“I don’t think this alone is going to save the tourist season, but I do think it might help people at least survive,” she said. “Maine is one big small town. We are all neighbors, and we need to behave like that — and do it with our dollars.”
One thing that does seem not only possible, but also safe, is intimate gatherings in backyards and at camps. As the summer progresses, these things may become more and more commonplace — not to mention the fact that people have already adopted things like long walks and bike rides into their regular schedules.
“The other day I saw a bunch of kids I’d never seen before going by on their bikes, and I thought, ‘How great is it that people are finding new ways to spend their time,” said Schmesser. “People are getting into gardening. They’re trying new hobbies. They’re adapting to the way things are now.”
If everything goes as planned and the restrictions on larger gatherings are lifted in July, there’s a chance that folks can still have the family reunions and weddings they’ve been planning for later on in the summer. Maybe not a 200-person blowout, but did you really need to invite your third cousin and her husband and four kids from Arkansas?
Still, it remains to be seen what will be salvageable and what won’t be. There are lots of factors at play — from numbers of new infections and deaths at both the state and national level, to how well everyone continues to follow rules about masks, hand washing and general responsible behavior.
And if you find yourself feeling increasingly lost when it comes to measuring the passage of time without those seasonal yard posts to guide you, try turning to nature. The cycles of growth have nothing to do with when festival A or concert B are traditionally scheduled. The sun rises and sets, regardless of what date the calendar says.

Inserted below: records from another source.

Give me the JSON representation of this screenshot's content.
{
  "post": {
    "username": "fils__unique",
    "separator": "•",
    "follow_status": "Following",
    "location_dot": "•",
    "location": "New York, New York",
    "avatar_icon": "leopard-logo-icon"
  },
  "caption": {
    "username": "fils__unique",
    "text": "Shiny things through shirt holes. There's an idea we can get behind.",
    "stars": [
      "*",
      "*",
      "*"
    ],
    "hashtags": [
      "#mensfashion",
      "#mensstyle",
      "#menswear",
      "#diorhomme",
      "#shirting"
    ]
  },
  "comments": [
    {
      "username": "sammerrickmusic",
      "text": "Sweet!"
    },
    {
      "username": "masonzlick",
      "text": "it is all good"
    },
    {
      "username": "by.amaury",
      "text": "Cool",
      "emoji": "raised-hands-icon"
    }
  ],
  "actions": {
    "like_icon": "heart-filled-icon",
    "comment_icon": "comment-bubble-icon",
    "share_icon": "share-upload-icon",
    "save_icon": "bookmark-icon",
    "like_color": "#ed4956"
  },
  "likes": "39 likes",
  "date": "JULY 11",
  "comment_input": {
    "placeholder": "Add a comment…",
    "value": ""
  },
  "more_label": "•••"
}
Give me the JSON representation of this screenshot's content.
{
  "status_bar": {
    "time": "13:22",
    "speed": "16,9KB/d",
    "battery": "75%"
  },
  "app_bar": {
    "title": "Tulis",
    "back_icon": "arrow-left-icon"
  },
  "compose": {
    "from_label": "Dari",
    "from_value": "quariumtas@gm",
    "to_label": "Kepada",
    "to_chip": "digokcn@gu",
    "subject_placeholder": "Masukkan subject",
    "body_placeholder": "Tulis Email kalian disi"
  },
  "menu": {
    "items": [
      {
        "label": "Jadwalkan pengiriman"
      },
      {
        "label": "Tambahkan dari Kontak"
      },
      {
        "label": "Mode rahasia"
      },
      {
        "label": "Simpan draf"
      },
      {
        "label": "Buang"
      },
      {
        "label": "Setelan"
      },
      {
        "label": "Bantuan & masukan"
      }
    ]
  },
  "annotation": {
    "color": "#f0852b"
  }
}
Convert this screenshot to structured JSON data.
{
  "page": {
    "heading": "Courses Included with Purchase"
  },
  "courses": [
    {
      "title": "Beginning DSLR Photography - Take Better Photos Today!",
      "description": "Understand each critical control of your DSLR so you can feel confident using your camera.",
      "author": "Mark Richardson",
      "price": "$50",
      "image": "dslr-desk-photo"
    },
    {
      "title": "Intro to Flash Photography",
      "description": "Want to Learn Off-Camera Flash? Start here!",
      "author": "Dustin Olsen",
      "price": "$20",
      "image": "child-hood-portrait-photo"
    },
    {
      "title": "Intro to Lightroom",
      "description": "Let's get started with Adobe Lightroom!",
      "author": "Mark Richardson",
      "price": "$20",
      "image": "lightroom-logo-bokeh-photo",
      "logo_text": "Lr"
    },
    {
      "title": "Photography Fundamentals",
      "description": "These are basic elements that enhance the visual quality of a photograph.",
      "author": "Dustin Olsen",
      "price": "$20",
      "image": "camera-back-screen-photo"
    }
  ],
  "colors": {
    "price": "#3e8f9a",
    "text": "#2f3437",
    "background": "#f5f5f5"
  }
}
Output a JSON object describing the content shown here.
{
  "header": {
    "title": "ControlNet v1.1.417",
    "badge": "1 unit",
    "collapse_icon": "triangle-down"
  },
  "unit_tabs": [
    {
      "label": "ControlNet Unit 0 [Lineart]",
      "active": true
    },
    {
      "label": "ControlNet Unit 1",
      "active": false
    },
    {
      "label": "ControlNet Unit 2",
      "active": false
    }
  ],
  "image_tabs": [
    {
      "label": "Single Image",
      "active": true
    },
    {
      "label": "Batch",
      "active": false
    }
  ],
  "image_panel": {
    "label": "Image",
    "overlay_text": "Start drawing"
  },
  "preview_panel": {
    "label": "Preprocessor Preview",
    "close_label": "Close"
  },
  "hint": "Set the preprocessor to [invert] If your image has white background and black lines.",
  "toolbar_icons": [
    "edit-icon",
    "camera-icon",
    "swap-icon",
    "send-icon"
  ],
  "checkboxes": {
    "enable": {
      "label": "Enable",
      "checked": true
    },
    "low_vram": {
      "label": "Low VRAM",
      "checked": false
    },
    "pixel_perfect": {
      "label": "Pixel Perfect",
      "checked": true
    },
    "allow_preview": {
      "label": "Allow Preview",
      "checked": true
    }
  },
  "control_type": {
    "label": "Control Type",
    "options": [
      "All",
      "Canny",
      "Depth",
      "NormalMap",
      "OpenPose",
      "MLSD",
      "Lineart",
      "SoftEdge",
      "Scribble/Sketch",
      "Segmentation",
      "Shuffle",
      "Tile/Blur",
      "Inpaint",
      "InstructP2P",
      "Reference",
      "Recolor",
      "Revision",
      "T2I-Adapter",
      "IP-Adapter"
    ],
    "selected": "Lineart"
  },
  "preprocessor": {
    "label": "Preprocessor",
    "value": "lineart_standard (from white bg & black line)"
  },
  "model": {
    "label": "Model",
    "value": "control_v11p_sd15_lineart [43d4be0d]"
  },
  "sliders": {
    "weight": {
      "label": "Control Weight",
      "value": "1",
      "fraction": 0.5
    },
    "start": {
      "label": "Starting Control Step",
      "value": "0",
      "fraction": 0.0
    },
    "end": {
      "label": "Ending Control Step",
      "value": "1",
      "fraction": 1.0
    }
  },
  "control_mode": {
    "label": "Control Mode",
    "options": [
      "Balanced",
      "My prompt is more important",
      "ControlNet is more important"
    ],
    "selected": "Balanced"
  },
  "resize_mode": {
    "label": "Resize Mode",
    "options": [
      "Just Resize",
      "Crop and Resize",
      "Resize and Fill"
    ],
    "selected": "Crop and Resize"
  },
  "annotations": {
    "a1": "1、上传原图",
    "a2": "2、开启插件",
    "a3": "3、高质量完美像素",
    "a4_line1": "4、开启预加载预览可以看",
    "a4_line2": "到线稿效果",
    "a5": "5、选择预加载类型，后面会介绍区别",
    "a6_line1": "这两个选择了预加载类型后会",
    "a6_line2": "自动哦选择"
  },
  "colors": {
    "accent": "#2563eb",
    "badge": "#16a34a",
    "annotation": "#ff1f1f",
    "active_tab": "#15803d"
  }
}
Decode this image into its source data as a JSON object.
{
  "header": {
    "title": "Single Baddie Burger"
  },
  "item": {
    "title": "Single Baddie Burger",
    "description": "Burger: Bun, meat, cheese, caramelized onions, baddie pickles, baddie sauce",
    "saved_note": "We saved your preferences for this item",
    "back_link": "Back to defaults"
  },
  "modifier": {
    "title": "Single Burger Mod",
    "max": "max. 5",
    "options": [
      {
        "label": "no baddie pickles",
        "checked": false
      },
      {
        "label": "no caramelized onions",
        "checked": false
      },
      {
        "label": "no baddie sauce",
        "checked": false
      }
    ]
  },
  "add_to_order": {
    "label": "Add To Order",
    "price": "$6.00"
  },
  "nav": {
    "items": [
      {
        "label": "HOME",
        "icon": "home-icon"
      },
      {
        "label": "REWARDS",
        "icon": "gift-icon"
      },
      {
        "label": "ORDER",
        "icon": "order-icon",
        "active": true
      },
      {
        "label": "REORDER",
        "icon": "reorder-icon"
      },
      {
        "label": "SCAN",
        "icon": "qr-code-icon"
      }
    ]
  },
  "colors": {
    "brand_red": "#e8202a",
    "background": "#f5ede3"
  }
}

The tides go in and out, whether we’re viewing it from the outdoor deck of a popular restaurant, jammed with other people, or from a quiet corner of the coast — just you, and a couple of people you love, enjoying all the things we’re lucky enough to have right in our backyard.